12 May 2020
Field Notes: Voice of an Auxiliary Nurse Midwife in Maharashtra
READ THE INTERVIEW AS PART OF THE INSIDE DISTRICTS SERIES

As the Coronavirus pandemic sweeps through India, districts are being tapped by the government for timely detection and reporting of cases, and prevention. Our ‘Inside Districts’ series will feature interviews of district and Block-level officials, panchayat functionaries and frontline workers to understand their challenges and best practices.

The Accountability Initiative at the Centre for Policy Research is currently operational in five Indian states. For part 14 of the series, our field staff spoke with an Auxillary Nurse Midwife (ANM) in Satara, Maharashtra.

The interview was originally conducted in Hindi on 9 April 2020, and has been translated.

About ANM

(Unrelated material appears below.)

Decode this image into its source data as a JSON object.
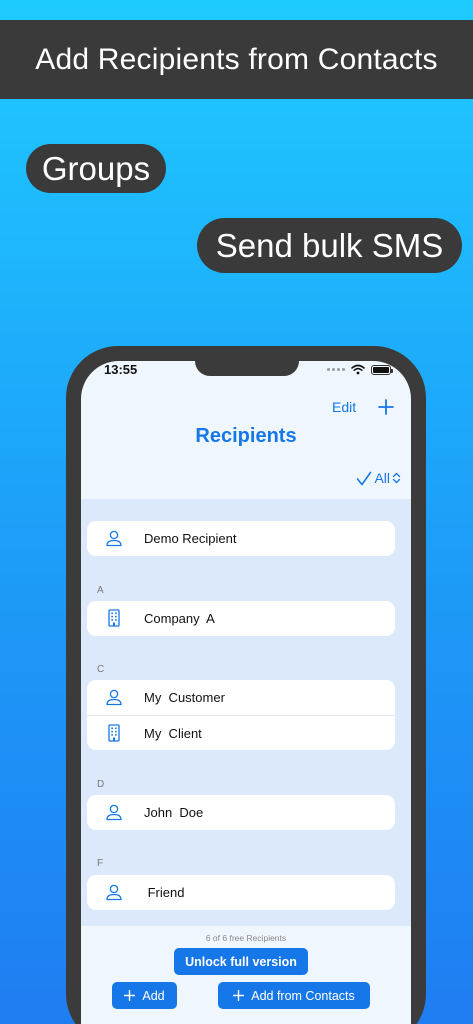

Auxiliary Nurse Midwife is a village-level female health worker working in the village Health Sub-centre, and is the first contact person between the community and the health services. ANMs are expected to be multi-purpose health workers playing a critical role in maternal and child health including immunisations, family planning services, and treatment of minor injuries and first aid in emergencies and disasters. As per the Rural Health Statistics 2019, there are a total of 2,34,220 ANMs across Sub-centres and Public Health Centres in the country.

Q: When did you first get to know about COVID-19?

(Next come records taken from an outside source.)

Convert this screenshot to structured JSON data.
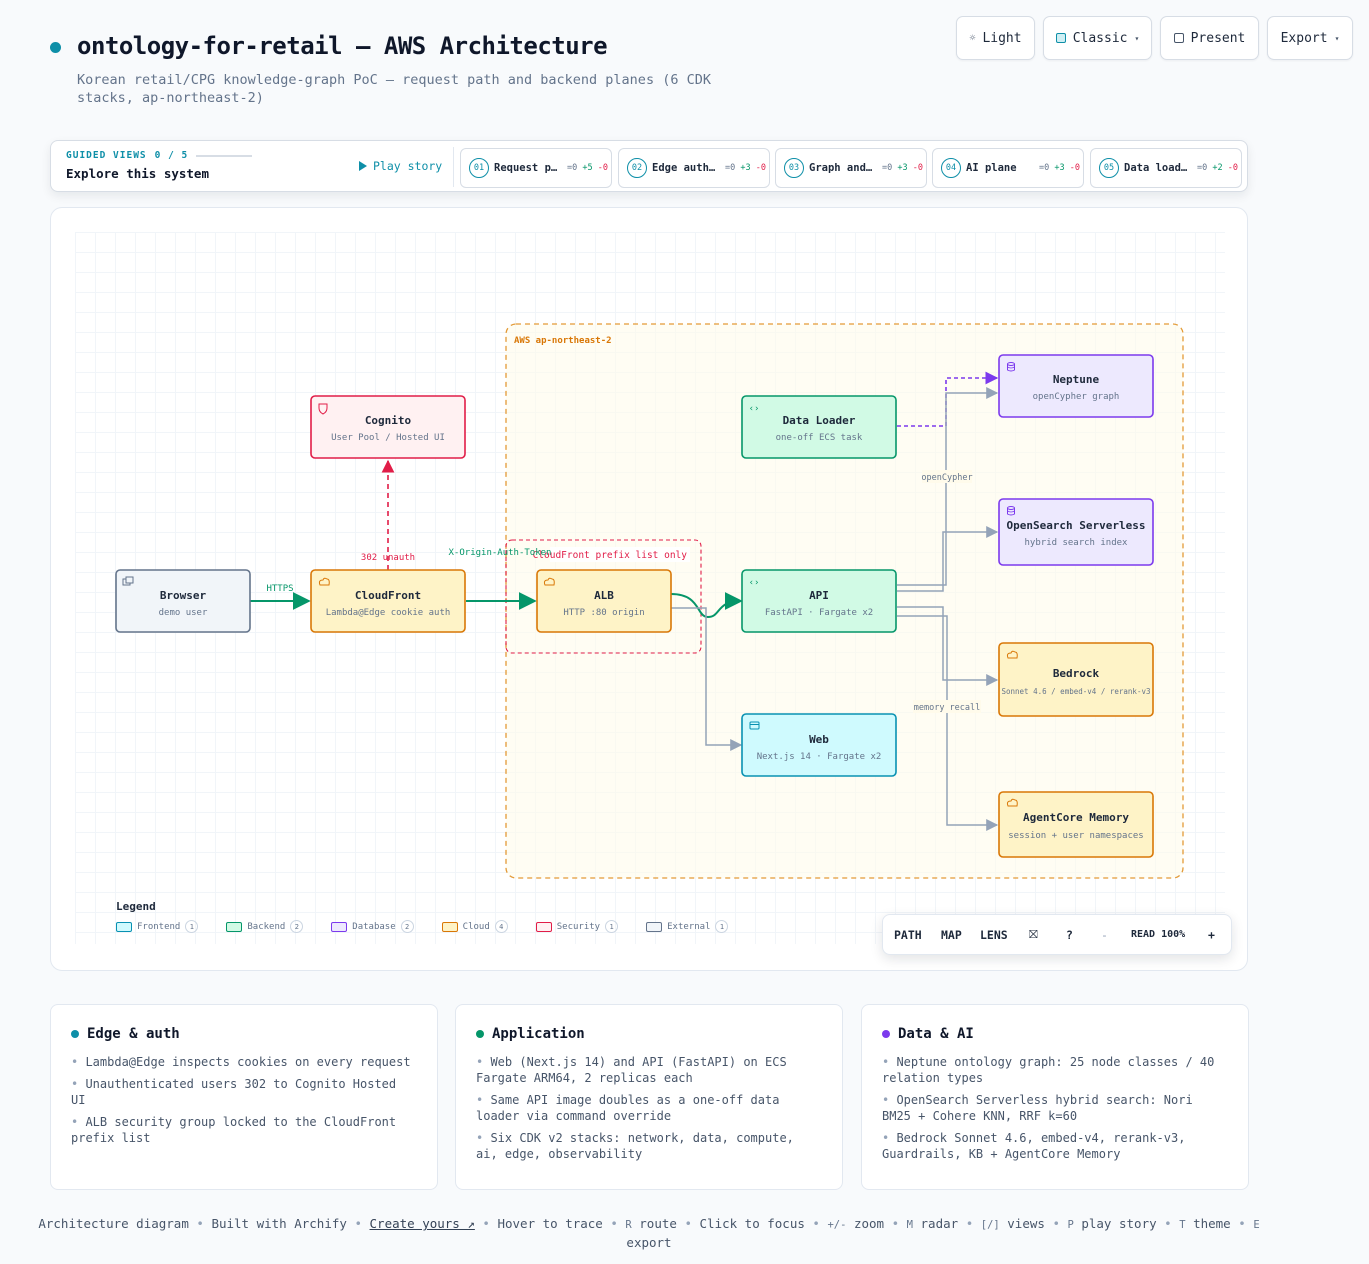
{
  "header": {
    "title": "ontology-for-retail — AWS Architecture",
    "subtitle": "Korean retail/CPG knowledge-graph PoC — request path and backend planes (6 CDK stacks, ap-northeast-2)"
  },
  "toolbar": {
    "theme_label": "Light",
    "style_label": "Classic",
    "present_label": "Present",
    "export_label": "Export"
  },
  "guided": {
    "eyebrow": "GUIDED VIEWS",
    "progress": "0 / 5",
    "explore": "Explore this system",
    "play": "Play story",
    "views": [
      {
        "num": "01",
        "label": "Request path",
        "same": "=0",
        "plus": "+5",
        "minus": "-0"
      },
      {
        "num": "02",
        "label": "Edge authentication",
        "same": "=0",
        "plus": "+3",
        "minus": "-0"
      },
      {
        "num": "03",
        "label": "Graph and search",
        "same": "=0",
        "plus": "+3",
        "minus": "-0"
      },
      {
        "num": "04",
        "label": "AI plane",
        "same": "=0",
        "plus": "+3",
        "minus": "-0"
      },
      {
        "num": "05",
        "label": "Data loading",
        "same": "=0",
        "plus": "+2",
        "minus": "-0"
      }
    ]
  },
  "colors": {
    "accent": "#0e8fa8",
    "frontend": "#0891b2",
    "backend": "#059669",
    "database": "#7c3aed",
    "cloud": "#d97706",
    "security": "#e11d48",
    "external": "#64748b"
  },
  "diagram": {
    "region_label": "AWS ap-northeast-2",
    "sg_label": "CloudFront prefix list only",
    "nodes": {
      "browser": {
        "title": "Browser",
        "sub": "demo user",
        "icon": "window-icon"
      },
      "cognito": {
        "title": "Cognito",
        "sub": "User Pool / Hosted UI",
        "icon": "shield-icon"
      },
      "cloudfront": {
        "title": "CloudFront",
        "sub": "Lambda@Edge cookie auth",
        "icon": "cloud-icon"
      },
      "alb": {
        "title": "ALB",
        "sub": "HTTP :80 origin",
        "icon": "cloud-icon"
      },
      "loader": {
        "title": "Data Loader",
        "sub": "one-off ECS task",
        "icon": "code-icon"
      },
      "api": {
        "title": "API",
        "sub": "FastAPI · Fargate x2",
        "icon": "code-icon"
      },
      "web": {
        "title": "Web",
        "sub": "Next.js 14 · Fargate x2",
        "icon": "browser-icon"
      },
      "neptune": {
        "title": "Neptune",
        "sub": "openCypher graph",
        "icon": "database-icon"
      },
      "opensearch": {
        "title": "OpenSearch Serverless",
        "sub": "hybrid search index",
        "icon": "database-icon"
      },
      "bedrock": {
        "title": "Bedrock",
        "sub": "Sonnet 4.6 / embed-v4 / rerank-v3",
        "icon": "cloud-icon"
      },
      "memory": {
        "title": "AgentCore Memory",
        "sub": "session + user namespaces",
        "icon": "cloud-icon"
      }
    },
    "edges": {
      "https": "HTTPS",
      "unauth": "302 unauth",
      "origin_token": "X-Origin-Auth-Token",
      "opencypher": "openCypher",
      "memory_recall": "memory recall"
    }
  },
  "legend": {
    "title": "Legend",
    "items": [
      {
        "label": "Frontend",
        "count": "1"
      },
      {
        "label": "Backend",
        "count": "2"
      },
      {
        "label": "Database",
        "count": "2"
      },
      {
        "label": "Cloud",
        "count": "4"
      },
      {
        "label": "Security",
        "count": "1"
      },
      {
        "label": "External",
        "count": "1"
      }
    ]
  },
  "controls": {
    "path": "PATH",
    "map": "MAP",
    "lens": "LENS",
    "help": "?",
    "minus": "-",
    "zoom": "READ 100%",
    "plus": "+"
  },
  "cards": [
    {
      "title": "Edge & auth",
      "items": [
        "Lambda@Edge inspects cookies on every request",
        "Unauthenticated users 302 to Cognito Hosted UI",
        "ALB security group locked to the CloudFront prefix list"
      ]
    },
    {
      "title": "Application",
      "items": [
        "Web (Next.js 14) and API (FastAPI) on ECS Fargate ARM64, 2 replicas each",
        "Same API image doubles as a one-off data loader via command override",
        "Six CDK v2 stacks: network, data, compute, ai, edge, observability"
      ]
    },
    {
      "title": "Data & AI",
      "items": [
        "Neptune ontology graph: 25 node classes / 40 relation types",
        "OpenSearch Serverless hybrid search: Nori BM25 + Cohere KNN, RRF k=60",
        "Bedrock Sonnet 4.6, embed-v4, rerank-v3, Guardrails, KB + AgentCore Memory"
      ]
    }
  ],
  "footer": {
    "t1": "Architecture diagram",
    "t2": "Built with Archify",
    "link": "Create yours ↗",
    "t3": "Hover to trace",
    "k_r": "R",
    "t4": "route",
    "t5": "Click to focus",
    "k_zoom": "+/-",
    "t6": "zoom",
    "k_m": "M",
    "t7": "radar",
    "k_views": "[/]",
    "t8": "views",
    "k_p": "P",
    "t9": "play story",
    "k_t": "T",
    "t10": "theme",
    "k_e": "E",
    "t11": "export"
  }
}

ANM: I got to know about it in January via television and social media. We were also informed by our department Taluka Health Officer (THO is a Block-level official). 

Q: What are your COVID-19 related tasks?

ANM: We along with the ASHA and Anganwadi workers are identifying people who are coming from outside. For this, we are surveying the villages and sending information to the THO office. We also have to update the office regularly about the people who have been home quarantined. If someone has a fever, we need to call 108 and send them to the district hospital. 

Q: Are you encountering any challenges?

ANM: The area of my sub-centre is very large and the workers are very few in number and hence it is getting difficult. The good thing is that despite a lot of responsibilities, ASHA workers and everyone else are working efficiently.

Some part of our area also comes under urban and we are facing problems there. People are hiding information and are not cooperating with us. They don’t let us come inside their apartments. 

Q: Have you observed shortages?

ANM: We received masks for all our essential workers on 22 March from the department. 

Things are still available in my area but the prices have slightly increased. The price of mutton has increased drastically. Ration and vegetables are also expensive.

The views shared belong to individual faculty and researchers and do not represent an institutional stance on the issue.